THE PROBLEM →
Work through the lines of the material below, note those with the word "content", and give their number, nothing else.

SOURCE DATA →
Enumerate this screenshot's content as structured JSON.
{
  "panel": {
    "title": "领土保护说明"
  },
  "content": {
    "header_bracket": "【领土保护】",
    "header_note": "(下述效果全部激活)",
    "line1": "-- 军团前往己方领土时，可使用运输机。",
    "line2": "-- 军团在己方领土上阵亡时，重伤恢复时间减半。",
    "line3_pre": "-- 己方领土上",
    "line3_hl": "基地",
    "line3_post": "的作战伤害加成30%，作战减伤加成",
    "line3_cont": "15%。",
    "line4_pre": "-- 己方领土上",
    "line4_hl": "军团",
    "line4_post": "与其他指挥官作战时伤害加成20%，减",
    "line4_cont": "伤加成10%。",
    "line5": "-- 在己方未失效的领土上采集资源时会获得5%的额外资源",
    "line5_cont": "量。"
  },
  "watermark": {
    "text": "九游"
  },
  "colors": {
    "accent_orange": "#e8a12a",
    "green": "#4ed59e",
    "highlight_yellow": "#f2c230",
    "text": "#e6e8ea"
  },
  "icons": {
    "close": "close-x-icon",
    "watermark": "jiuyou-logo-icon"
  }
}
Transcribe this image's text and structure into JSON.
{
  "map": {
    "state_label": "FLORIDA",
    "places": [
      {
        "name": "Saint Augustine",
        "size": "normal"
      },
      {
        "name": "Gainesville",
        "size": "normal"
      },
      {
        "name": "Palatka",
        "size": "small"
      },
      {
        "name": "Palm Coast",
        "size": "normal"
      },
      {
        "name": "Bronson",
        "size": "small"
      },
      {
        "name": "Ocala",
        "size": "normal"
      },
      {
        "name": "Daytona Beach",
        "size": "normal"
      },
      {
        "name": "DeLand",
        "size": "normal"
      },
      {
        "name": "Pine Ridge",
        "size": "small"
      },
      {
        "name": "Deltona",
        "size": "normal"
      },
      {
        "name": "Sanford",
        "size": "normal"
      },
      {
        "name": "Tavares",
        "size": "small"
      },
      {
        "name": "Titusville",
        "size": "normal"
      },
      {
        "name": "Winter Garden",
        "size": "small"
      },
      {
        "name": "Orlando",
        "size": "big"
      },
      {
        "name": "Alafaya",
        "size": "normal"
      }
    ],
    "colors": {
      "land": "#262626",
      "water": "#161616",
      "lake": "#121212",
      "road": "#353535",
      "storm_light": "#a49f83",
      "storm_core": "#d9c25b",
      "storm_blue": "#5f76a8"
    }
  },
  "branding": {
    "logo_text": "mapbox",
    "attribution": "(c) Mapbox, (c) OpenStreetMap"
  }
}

SOLUTION →
2